Perhaps the liberal members are not aware of the real nature of the committee. But that cannot be ture of the political members, of the Trotskyites and others, who have but one purpose and that is to use the committee as a springboard for new attacks upon the Soviet Union. I do not intent under any circumstances to allow myself to become a party to any arrangement that has for its objective purpose (whatever might be its subjective justification) the impairment or destruction of the socialist system now being built in Soviet Russia. You will, therefore, withdraw my name as a member of the committee.
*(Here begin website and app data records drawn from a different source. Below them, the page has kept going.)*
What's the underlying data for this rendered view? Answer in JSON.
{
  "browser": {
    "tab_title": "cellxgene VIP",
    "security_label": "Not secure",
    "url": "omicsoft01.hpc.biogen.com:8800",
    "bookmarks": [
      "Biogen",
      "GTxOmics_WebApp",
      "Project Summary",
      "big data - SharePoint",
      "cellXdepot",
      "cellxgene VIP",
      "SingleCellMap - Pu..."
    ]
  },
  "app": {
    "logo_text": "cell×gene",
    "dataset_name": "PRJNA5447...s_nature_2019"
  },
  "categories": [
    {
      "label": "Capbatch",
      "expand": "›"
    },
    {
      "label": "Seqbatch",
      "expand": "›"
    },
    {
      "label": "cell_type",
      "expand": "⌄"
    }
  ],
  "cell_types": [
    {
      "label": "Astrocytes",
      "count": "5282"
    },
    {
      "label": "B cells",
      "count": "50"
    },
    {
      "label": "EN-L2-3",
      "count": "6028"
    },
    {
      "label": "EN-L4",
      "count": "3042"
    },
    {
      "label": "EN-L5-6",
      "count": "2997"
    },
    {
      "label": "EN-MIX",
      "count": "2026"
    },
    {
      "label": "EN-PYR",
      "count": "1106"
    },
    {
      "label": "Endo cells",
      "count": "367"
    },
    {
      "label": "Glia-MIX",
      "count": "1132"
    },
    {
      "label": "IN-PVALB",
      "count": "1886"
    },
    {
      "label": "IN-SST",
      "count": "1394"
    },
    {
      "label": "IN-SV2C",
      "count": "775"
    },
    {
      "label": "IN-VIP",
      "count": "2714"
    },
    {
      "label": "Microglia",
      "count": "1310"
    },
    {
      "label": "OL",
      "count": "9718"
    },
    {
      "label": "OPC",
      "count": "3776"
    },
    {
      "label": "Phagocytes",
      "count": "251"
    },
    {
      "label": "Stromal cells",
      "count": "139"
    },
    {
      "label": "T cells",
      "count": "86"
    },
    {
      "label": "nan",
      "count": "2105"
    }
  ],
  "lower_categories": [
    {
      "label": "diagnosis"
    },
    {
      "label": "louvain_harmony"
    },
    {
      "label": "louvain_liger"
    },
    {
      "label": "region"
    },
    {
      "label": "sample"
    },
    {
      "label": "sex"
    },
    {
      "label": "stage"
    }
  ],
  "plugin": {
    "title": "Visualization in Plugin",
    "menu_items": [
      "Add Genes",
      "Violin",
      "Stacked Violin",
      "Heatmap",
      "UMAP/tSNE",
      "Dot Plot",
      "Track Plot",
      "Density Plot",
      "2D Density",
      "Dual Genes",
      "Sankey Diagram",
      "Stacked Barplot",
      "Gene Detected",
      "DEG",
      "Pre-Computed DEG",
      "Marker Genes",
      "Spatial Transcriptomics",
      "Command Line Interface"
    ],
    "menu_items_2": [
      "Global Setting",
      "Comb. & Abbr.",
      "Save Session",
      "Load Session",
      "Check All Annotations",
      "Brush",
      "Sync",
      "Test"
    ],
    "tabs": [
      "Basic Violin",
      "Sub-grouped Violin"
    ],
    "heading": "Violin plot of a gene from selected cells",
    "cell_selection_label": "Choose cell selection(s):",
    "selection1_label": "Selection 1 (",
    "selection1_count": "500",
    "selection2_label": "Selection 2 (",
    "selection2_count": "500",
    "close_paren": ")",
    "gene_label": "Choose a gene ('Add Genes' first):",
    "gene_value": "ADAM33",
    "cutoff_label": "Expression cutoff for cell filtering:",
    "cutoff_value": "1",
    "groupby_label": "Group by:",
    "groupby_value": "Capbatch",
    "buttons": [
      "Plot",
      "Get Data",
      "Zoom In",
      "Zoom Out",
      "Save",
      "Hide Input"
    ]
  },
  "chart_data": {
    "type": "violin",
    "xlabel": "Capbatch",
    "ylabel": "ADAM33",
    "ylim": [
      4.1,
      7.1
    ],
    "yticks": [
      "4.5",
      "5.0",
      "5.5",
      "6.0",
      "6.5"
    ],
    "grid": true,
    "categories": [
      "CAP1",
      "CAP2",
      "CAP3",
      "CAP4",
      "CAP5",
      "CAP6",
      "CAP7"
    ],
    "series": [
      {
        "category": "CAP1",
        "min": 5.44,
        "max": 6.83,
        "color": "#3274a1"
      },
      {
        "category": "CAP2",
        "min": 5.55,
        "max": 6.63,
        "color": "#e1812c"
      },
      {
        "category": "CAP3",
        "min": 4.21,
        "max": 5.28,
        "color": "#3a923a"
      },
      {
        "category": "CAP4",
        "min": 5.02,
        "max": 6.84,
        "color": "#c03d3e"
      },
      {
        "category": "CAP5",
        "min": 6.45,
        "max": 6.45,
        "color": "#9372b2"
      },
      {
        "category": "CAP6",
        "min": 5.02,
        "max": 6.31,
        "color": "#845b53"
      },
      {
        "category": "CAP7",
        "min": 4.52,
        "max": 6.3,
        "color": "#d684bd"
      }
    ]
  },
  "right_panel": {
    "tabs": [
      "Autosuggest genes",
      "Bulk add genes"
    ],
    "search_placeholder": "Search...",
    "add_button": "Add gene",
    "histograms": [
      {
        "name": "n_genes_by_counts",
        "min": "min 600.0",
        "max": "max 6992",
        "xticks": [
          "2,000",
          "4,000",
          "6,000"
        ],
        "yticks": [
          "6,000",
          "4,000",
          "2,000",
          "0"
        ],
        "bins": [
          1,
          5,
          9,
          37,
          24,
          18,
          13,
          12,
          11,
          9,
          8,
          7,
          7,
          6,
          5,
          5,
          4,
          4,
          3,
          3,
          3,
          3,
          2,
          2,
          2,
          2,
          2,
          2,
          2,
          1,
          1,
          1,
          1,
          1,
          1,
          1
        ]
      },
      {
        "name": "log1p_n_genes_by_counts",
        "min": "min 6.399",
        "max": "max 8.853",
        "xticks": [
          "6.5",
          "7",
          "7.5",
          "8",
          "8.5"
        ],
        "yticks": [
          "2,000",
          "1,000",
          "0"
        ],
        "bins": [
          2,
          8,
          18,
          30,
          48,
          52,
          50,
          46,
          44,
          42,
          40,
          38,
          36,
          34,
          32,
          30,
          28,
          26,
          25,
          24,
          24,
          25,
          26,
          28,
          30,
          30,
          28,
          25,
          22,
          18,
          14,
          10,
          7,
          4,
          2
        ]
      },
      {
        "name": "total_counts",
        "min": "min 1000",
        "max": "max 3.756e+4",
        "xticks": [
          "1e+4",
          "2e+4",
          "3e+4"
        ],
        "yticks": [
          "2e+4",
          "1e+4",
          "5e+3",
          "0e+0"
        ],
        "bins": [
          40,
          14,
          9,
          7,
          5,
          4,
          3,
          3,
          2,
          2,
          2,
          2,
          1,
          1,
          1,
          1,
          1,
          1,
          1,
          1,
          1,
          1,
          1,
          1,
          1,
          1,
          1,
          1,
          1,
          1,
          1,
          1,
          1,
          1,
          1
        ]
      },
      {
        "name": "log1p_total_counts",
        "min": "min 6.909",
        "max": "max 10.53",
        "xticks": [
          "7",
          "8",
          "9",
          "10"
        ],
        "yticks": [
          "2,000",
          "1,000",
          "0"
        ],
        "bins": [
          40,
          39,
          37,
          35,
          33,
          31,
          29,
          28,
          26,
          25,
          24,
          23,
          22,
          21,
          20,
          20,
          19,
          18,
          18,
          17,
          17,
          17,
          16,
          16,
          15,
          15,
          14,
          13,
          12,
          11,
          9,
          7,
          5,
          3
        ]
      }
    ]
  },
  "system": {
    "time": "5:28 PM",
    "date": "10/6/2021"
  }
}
It may be unnecessary to point out that I speak for no party and no faction. I do not now belong and have never belonged to any political party or political organization. I speak for myself alone.
It is, however, necessary to add that I am putting copies of this letter at the disposal of certain individuals and groups who no doubt will be interested in its contents.
MAURITZ A. HALLGRN.
Glenwood, Md., January 27, 1937.